It was about eighteen years ago when I first got the idea in my head that I wanted to write. I think most writers are bitten by this bug after reading a good book and thinking, “Hey, I could do that.” For me, the idea ironically didn’t occur to me until right after I’d written a book.
Granted, this “book” was essentially nothing but a boring software manual. But it was about 400 pages and I did make a lot of copies of it and I’m pretty sure no one read it. In short, without even trying, I’d already achieved what 99% of all authors achieve.
Like most wannabe authors, at first I decided I wanted to write fantasy. Fantasy is easy because you just write whatever you want, as long as you make sure there are dragons . . .
And your knights talk correctly . . .
Unfortunately, fantasy turned out to be hard. If you can believe it, apparently the story where the protagonist leaves home, sets out on an adventure, overcomes obstacles and eventually defeats the Big Bad Guy had already been published. Me? I couldn’t think of anything original or good. So instead I wrote technical “how to” books on video editing. It started out fun.

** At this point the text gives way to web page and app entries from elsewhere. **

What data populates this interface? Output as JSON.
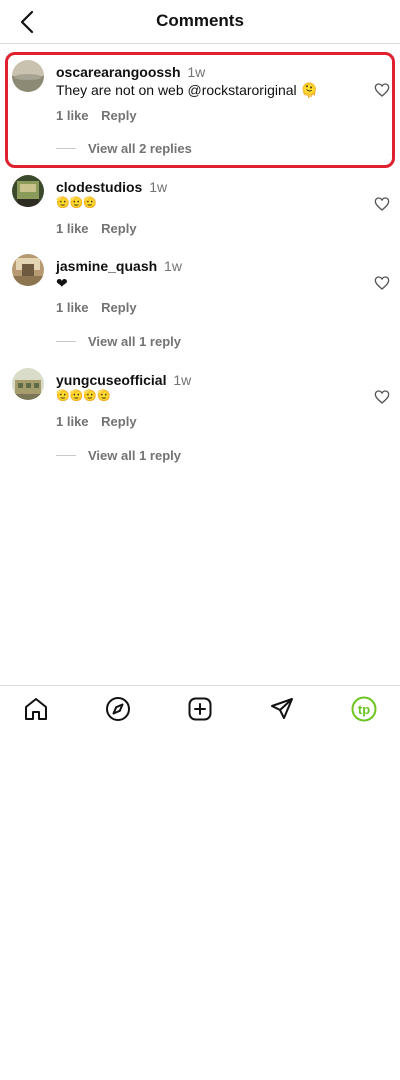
{
  "header": {
    "title": "Comments"
  },
  "comments": [
    {
      "username": "oscarearangoossh",
      "time": "1w",
      "text": "They are not on web @rockstaroriginal 🫠",
      "likes": "1 like",
      "reply": "Reply",
      "view_replies": "View all 2 replies"
    },
    {
      "username": "clodestudios",
      "time": "1w",
      "text": "🫡🫡🫡",
      "likes": "1 like",
      "reply": "Reply"
    },
    {
      "username": "jasmine_quash",
      "time": "1w",
      "text": "❤",
      "likes": "1 like",
      "reply": "Reply",
      "view_replies": "View all 1 reply"
    },
    {
      "username": "yungcuseofficial",
      "time": "1w",
      "text": "🫡🫡🫡🫡",
      "likes": "1 like",
      "reply": "Reply",
      "view_replies": "View all 1 reply"
    }
  ],
  "nav": {
    "items": [
      "home-icon",
      "explore-icon",
      "create-icon",
      "direct-icon",
      "profile-icon"
    ],
    "profile_initials": "tp",
    "accent": "#6cc521"
  },
  "colors": {
    "highlight": "#e0202f",
    "muted": "#737373"
  }
}
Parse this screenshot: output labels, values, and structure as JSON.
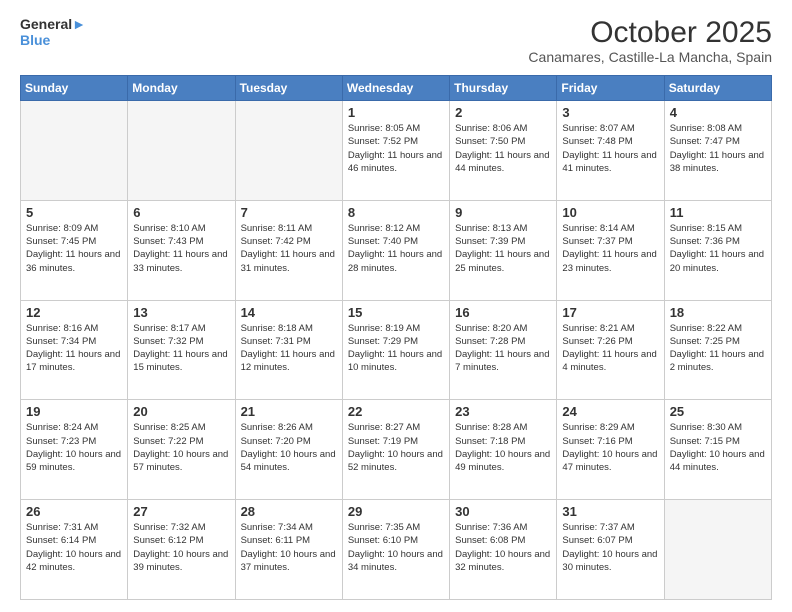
{
  "header": {
    "logo_line1": "General",
    "logo_line2": "Blue",
    "title": "October 2025",
    "subtitle": "Canamares, Castille-La Mancha, Spain"
  },
  "weekdays": [
    "Sunday",
    "Monday",
    "Tuesday",
    "Wednesday",
    "Thursday",
    "Friday",
    "Saturday"
  ],
  "weeks": [
    [
      {
        "day": "",
        "empty": true
      },
      {
        "day": "",
        "empty": true
      },
      {
        "day": "",
        "empty": true
      },
      {
        "day": "1",
        "sunrise": "8:05 AM",
        "sunset": "7:52 PM",
        "daylight": "11 hours and 46 minutes."
      },
      {
        "day": "2",
        "sunrise": "8:06 AM",
        "sunset": "7:50 PM",
        "daylight": "11 hours and 44 minutes."
      },
      {
        "day": "3",
        "sunrise": "8:07 AM",
        "sunset": "7:48 PM",
        "daylight": "11 hours and 41 minutes."
      },
      {
        "day": "4",
        "sunrise": "8:08 AM",
        "sunset": "7:47 PM",
        "daylight": "11 hours and 38 minutes."
      }
    ],
    [
      {
        "day": "5",
        "sunrise": "8:09 AM",
        "sunset": "7:45 PM",
        "daylight": "11 hours and 36 minutes."
      },
      {
        "day": "6",
        "sunrise": "8:10 AM",
        "sunset": "7:43 PM",
        "daylight": "11 hours and 33 minutes."
      },
      {
        "day": "7",
        "sunrise": "8:11 AM",
        "sunset": "7:42 PM",
        "daylight": "11 hours and 31 minutes."
      },
      {
        "day": "8",
        "sunrise": "8:12 AM",
        "sunset": "7:40 PM",
        "daylight": "11 hours and 28 minutes."
      },
      {
        "day": "9",
        "sunrise": "8:13 AM",
        "sunset": "7:39 PM",
        "daylight": "11 hours and 25 minutes."
      },
      {
        "day": "10",
        "sunrise": "8:14 AM",
        "sunset": "7:37 PM",
        "daylight": "11 hours and 23 minutes."
      },
      {
        "day": "11",
        "sunrise": "8:15 AM",
        "sunset": "7:36 PM",
        "daylight": "11 hours and 20 minutes."
      }
    ],
    [
      {
        "day": "12",
        "sunrise": "8:16 AM",
        "sunset": "7:34 PM",
        "daylight": "11 hours and 17 minutes."
      },
      {
        "day": "13",
        "sunrise": "8:17 AM",
        "sunset": "7:32 PM",
        "daylight": "11 hours and 15 minutes."
      },
      {
        "day": "14",
        "sunrise": "8:18 AM",
        "sunset": "7:31 PM",
        "daylight": "11 hours and 12 minutes."
      },
      {
        "day": "15",
        "sunrise": "8:19 AM",
        "sunset": "7:29 PM",
        "daylight": "11 hours and 10 minutes."
      },
      {
        "day": "16",
        "sunrise": "8:20 AM",
        "sunset": "7:28 PM",
        "daylight": "11 hours and 7 minutes."
      },
      {
        "day": "17",
        "sunrise": "8:21 AM",
        "sunset": "7:26 PM",
        "daylight": "11 hours and 4 minutes."
      },
      {
        "day": "18",
        "sunrise": "8:22 AM",
        "sunset": "7:25 PM",
        "daylight": "11 hours and 2 minutes."
      }
    ],
    [
      {
        "day": "19",
        "sunrise": "8:24 AM",
        "sunset": "7:23 PM",
        "daylight": "10 hours and 59 minutes."
      },
      {
        "day": "20",
        "sunrise": "8:25 AM",
        "sunset": "7:22 PM",
        "daylight": "10 hours and 57 minutes."
      },
      {
        "day": "21",
        "sunrise": "8:26 AM",
        "sunset": "7:20 PM",
        "daylight": "10 hours and 54 minutes."
      },
      {
        "day": "22",
        "sunrise": "8:27 AM",
        "sunset": "7:19 PM",
        "daylight": "10 hours and 52 minutes."
      },
      {
        "day": "23",
        "sunrise": "8:28 AM",
        "sunset": "7:18 PM",
        "daylight": "10 hours and 49 minutes."
      },
      {
        "day": "24",
        "sunrise": "8:29 AM",
        "sunset": "7:16 PM",
        "daylight": "10 hours and 47 minutes."
      },
      {
        "day": "25",
        "sunrise": "8:30 AM",
        "sunset": "7:15 PM",
        "daylight": "10 hours and 44 minutes."
      }
    ],
    [
      {
        "day": "26",
        "sunrise": "7:31 AM",
        "sunset": "6:14 PM",
        "daylight": "10 hours and 42 minutes."
      },
      {
        "day": "27",
        "sunrise": "7:32 AM",
        "sunset": "6:12 PM",
        "daylight": "10 hours and 39 minutes."
      },
      {
        "day": "28",
        "sunrise": "7:34 AM",
        "sunset": "6:11 PM",
        "daylight": "10 hours and 37 minutes."
      },
      {
        "day": "29",
        "sunrise": "7:35 AM",
        "sunset": "6:10 PM",
        "daylight": "10 hours and 34 minutes."
      },
      {
        "day": "30",
        "sunrise": "7:36 AM",
        "sunset": "6:08 PM",
        "daylight": "10 hours and 32 minutes."
      },
      {
        "day": "31",
        "sunrise": "7:37 AM",
        "sunset": "6:07 PM",
        "daylight": "10 hours and 30 minutes."
      },
      {
        "day": "",
        "empty": true
      }
    ]
  ],
  "labels": {
    "sunrise": "Sunrise:",
    "sunset": "Sunset:",
    "daylight": "Daylight:"
  }
}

But then it wasn’t.
Not at all.
My life as an author wasn’t shaping up at all the way I’d envisioned it. But then a voice said, “Write what you know!” I replied, “Who said that?!” (It was really creepy that I could hear voices telling me what to write.)
Anyway, after thinking about it, I thought, “Heck, I know all about dieting! Should I write about that?” But the voice didn’t answer me. Undeterred, I set my mind to it and a few years later, it was done.
(Seriously, it’s really available on Kindle for just $2.99. iPad, Nook, and other versions are in the works.)
Writing a book like that is easy. Promoting a book like that—especially when you’re an absolute nobody—is hard. So I looked to industry experts for help.
The blog was an extension of the book and eventually took on a life of its own. It got moderately popular fairly quickly, but then went pretty much nowhere.
Now fast forward a few years to my last post. I thought it might be fun to try something different and I’d certainly never tried anything like that before. Much to my delight, it was very well-received. I heard it even made some people cry (if you happen to be one of them, I’m sorry: I’ll try to draw better pictures next time.)
So now what?
Is this my new thing? Do I continue to illustrate random stories or do I stick to the usual ha-ha-look-at-me-try-to-lose-weight theme that got me my sixteen fans? How many stories could I tell anyway? And do I even have enough time to produce these posts (that now suddenly take twenty times as long to write?)
I’m looking to y’all for advice. Unlike most bloggers who declare, “It’s my blog, I don’t care what anyone thinks!” I will blatantly pander to the masses. I like to be read and if I ignore you, then what’s the point?
So now what? Leave a comment or email me directly (charlie <at> backtothefridge <dot> com). I’m dying to hear from you. 🙂